Kirk Thompson, the associate R&D director at Dow Solar, will be a presenter in the "One Great Idea" series at IF11. Innovation and new ideas alone won't help a company develop strong products, Thompson says. Success comes from putting customer needs first, he says, and using that premise as a starting point for innovation.
Today, Thompson provides a preview of his "One Great Idea" presentation in this Q&A, conducted via email, and talks about how the company's innovation and sustainability strategies helped Dow Solar bring a fresh approach to two existing technologies: photovoltaic solar and roofing systems.
Leslie Guevarra: How does Dow Solar approach innovation?
Kirk Thompson: Like all business units within Dow, innovation is the bedrock of our culture and an integral part of our growth strategy ... The way we approach innovation is by thinking about it in terms of solutions. To focus on innovation simply because it is a good idea, doesn't always guarantee a winning product in the marketplace, so we take a customer-focused approach. Our first line of thinking is to discover what a customer would want, and what unmet need isn't currently being addressed. Finding a solution that delivers value for the customer is at the heart of our approach towards innovation.
LG: How does this strategy differ from the company's approach to innovation in earlier years or in other lines of business?
KT: This strategy to look at innovation through lens of the market has been part of Dow's approach for over a decade, when the company first recognized that the traditional business base was facing commoditization. At the same time, market, societal and cultural megatrends were driving significant changes around the world which demanded technology responses.
Dow saw these emerging trends and set a path to transform the company into a high-performance science and technology company, putting into motion a mission to "passionately innovate what is essential to human progress by providing sustainable solutions to our customers." Since then, there has been no going back, and the result is a drive to use our resources and global expertise to innovate by understanding and meeting the needs of the customer and society.
LG: What are the biggest challenge facing manufacturers in the solar industry today?

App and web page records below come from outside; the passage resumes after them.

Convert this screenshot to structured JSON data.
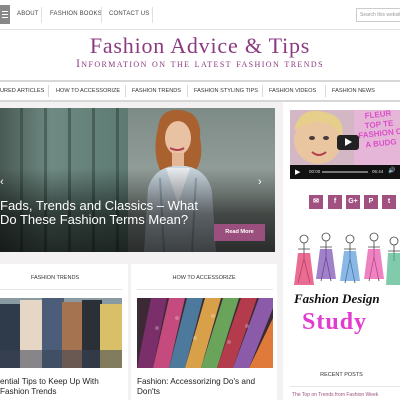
{
  "topbar": {
    "links": [
      "ABOUT",
      "FASHION BOOKS",
      "CONTACT US"
    ],
    "search_placeholder": "Search this website"
  },
  "header": {
    "title": "Fashion Advice & Tips",
    "tagline": "Information on the latest fashion trends"
  },
  "nav": {
    "items": [
      "URED ARTICLES",
      "HOW TO ACCESSORIZE",
      "FASHION TRENDS",
      "FASHION STYLING TIPS",
      "FASHION VIDEOS",
      "FASHION NEWS"
    ]
  },
  "slider": {
    "caption": "Fads, Trends and Classics – What Do These Fashion Terms Mean?",
    "read_more": "Read More",
    "prev_icon": "‹",
    "next_icon": "›"
  },
  "sections": [
    {
      "heading": "FASHION TRENDS",
      "post_title": "ential Tips to Keep Up With Fashion Trends"
    },
    {
      "heading": "HOW TO ACCESSORIZE",
      "post_title": "Fashion: Accessorizing Do's and Don'ts"
    }
  ],
  "sidebar": {
    "video": {
      "overlay_text": "FLEUR TOP TE FASHION C A BUDG",
      "time_current": "00:00",
      "time_total": "06:44"
    },
    "social_icons": [
      {
        "name": "email-icon",
        "glyph": "✉"
      },
      {
        "name": "facebook-icon",
        "glyph": "f"
      },
      {
        "name": "google-plus-icon",
        "glyph": "G+"
      },
      {
        "name": "pinterest-icon",
        "glyph": "P"
      },
      {
        "name": "twitter-icon",
        "glyph": "t"
      }
    ],
    "art_text_1": "Fashion Design",
    "art_text_2": "Study",
    "recent_heading": "RECENT POSTS",
    "recent_item": "The Top on Trends from Fashion Week"
  },
  "colors": {
    "brand_purple": "#8a3b80",
    "button_plum": "#9b4f7e"
  }
}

KT: Although solar energy makes up only .007 percent of energy use in the U.S. today, it is viable across most regions of the country. The biggest challenge to driving growth and adoption is to achieve a cost that competes with conventional energy sources. That, along with a need to concentrate on product differentiation in an industry that is rapidly becoming commoditized, will unlock the true potential of solar power.
Next Page: Dow's new look for rooftop solar